**To do**.
Look through the records and copy every line in which "button" appears.
======== Material for this exercise
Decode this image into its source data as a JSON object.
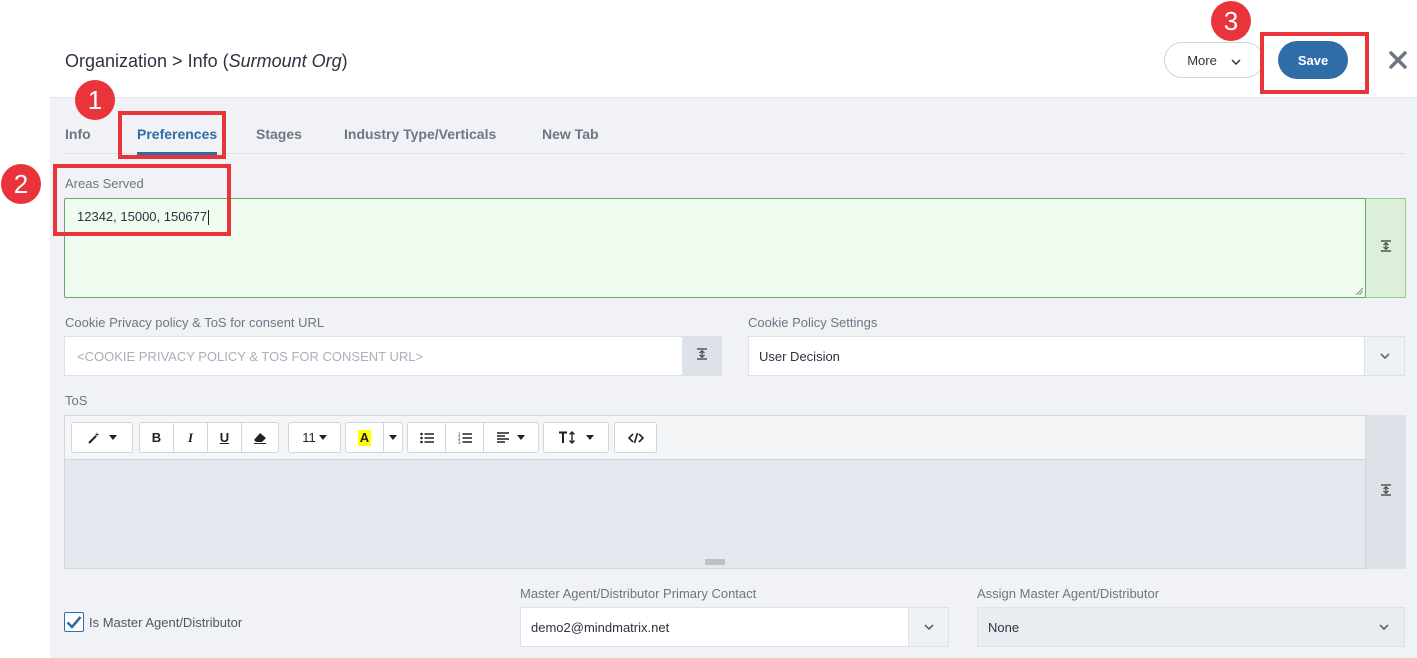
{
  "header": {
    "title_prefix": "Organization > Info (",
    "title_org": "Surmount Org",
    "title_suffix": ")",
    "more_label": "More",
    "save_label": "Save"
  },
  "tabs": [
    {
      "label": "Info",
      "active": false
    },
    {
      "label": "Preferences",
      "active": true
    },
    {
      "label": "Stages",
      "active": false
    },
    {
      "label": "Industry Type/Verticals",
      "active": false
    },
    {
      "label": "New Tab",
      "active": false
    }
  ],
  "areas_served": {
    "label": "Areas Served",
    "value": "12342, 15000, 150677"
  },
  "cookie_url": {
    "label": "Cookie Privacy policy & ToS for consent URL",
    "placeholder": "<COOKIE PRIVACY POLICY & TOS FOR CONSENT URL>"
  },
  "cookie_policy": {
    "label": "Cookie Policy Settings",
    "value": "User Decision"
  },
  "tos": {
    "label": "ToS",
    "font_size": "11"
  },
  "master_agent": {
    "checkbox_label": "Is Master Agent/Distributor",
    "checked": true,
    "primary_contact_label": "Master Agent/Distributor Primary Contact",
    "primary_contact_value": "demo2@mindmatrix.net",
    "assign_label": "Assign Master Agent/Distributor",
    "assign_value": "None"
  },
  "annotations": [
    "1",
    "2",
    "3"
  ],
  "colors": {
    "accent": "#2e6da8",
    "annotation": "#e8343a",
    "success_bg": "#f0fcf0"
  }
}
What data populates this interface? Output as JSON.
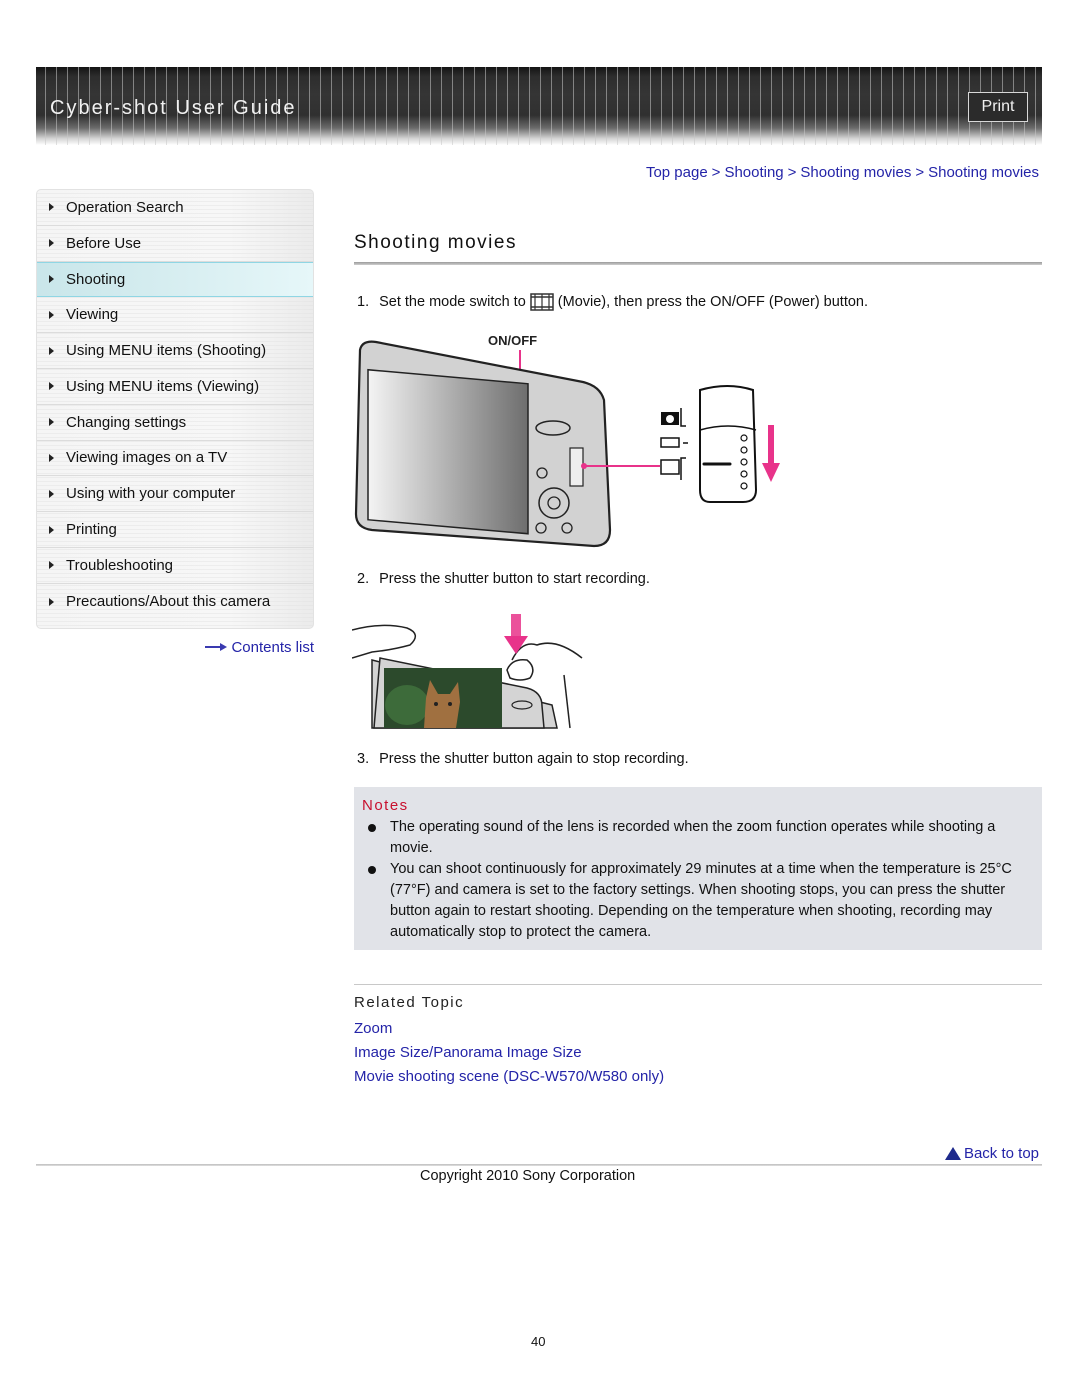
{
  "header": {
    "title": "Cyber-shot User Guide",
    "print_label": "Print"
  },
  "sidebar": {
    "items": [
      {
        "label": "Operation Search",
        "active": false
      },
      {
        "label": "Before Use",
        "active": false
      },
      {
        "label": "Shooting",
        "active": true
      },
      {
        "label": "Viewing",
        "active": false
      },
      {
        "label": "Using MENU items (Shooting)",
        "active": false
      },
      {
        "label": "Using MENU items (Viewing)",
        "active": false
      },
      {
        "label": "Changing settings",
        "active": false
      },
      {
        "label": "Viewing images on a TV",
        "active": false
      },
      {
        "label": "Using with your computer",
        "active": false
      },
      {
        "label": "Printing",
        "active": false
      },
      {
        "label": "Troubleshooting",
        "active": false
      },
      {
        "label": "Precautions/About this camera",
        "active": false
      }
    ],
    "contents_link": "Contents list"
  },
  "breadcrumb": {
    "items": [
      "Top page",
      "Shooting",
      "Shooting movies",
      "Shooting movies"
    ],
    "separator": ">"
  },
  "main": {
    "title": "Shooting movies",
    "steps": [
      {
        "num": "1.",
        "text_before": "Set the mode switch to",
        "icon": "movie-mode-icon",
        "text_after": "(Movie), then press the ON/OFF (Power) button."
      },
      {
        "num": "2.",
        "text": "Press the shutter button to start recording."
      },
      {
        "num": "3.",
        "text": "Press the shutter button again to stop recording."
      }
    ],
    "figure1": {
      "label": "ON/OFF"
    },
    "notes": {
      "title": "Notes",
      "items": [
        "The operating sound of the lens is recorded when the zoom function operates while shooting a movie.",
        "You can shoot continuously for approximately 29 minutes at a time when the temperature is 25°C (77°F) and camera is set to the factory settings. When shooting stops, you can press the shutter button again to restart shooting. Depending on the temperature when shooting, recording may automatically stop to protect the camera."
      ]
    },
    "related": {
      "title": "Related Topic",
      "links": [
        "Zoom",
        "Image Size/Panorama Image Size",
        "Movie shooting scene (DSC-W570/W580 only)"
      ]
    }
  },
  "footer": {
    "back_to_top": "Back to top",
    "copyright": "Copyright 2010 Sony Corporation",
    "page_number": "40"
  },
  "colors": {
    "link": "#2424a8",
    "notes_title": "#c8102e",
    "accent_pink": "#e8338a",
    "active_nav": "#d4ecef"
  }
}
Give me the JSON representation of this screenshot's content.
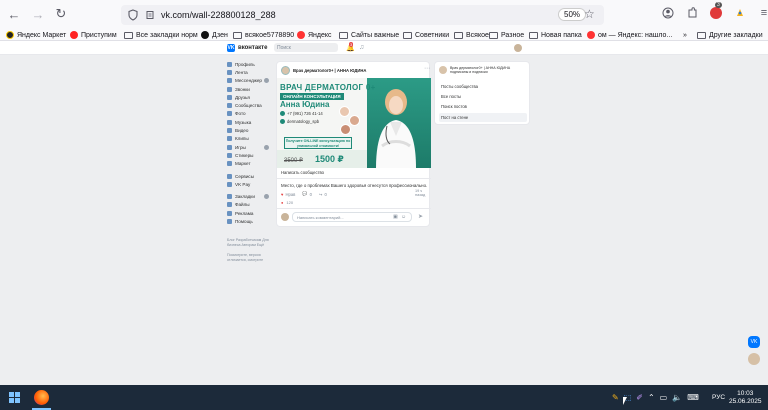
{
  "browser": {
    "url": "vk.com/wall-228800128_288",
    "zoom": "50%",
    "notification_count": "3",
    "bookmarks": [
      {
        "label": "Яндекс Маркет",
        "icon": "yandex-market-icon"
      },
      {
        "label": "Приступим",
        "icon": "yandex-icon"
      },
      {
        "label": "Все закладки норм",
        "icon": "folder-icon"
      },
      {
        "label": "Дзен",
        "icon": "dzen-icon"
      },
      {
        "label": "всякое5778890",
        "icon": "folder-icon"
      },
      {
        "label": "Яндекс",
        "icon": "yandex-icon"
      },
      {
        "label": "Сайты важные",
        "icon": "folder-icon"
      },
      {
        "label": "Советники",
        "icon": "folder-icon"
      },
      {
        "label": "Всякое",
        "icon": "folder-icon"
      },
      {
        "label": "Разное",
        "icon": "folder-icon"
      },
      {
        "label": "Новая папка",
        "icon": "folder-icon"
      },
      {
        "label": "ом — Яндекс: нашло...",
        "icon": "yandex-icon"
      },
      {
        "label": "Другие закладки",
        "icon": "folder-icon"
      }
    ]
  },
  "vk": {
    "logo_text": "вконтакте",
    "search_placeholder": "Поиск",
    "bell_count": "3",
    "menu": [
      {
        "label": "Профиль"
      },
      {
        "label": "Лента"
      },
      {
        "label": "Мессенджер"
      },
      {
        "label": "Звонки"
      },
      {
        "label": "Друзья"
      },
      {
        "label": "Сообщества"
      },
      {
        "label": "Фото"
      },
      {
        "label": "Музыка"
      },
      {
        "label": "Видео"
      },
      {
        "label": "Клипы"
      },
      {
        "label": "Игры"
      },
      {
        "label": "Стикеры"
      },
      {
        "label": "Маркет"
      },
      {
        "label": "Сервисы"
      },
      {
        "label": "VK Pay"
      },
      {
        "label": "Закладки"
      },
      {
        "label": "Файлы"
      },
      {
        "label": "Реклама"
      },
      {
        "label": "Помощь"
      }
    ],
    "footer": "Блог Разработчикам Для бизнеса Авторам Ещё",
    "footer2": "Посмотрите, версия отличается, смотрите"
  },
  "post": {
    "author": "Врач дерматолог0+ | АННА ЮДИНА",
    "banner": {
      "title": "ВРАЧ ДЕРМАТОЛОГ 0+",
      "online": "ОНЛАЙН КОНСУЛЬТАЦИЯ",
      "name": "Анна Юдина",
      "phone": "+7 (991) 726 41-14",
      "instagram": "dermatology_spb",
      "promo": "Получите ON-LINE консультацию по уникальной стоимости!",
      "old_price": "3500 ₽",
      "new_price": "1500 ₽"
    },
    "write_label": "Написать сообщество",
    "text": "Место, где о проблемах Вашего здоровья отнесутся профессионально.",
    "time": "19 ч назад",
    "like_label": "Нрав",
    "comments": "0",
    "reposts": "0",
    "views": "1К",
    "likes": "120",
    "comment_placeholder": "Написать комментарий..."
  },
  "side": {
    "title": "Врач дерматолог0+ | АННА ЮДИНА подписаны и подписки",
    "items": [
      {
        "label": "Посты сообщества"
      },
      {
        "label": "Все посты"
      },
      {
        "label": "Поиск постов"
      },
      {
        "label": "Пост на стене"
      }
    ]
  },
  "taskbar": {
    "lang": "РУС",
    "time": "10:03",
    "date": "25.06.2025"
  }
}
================
**Result of this task**.
        "text_after": "(Movie), then press the ON/OFF (Power) button."
        "text": "Press the shutter button to start recording."
        "text": "Press the shutter button again to stop recording."
        "You can shoot continuously for approximately 29 minutes at a time when the temperature is 25°C (77°F) and camera is set to the factory settings. When shooting stops, you can press the shutter button again to restart shooting. Depending on the temperature when shooting, recording may automatically stop to protect the camera."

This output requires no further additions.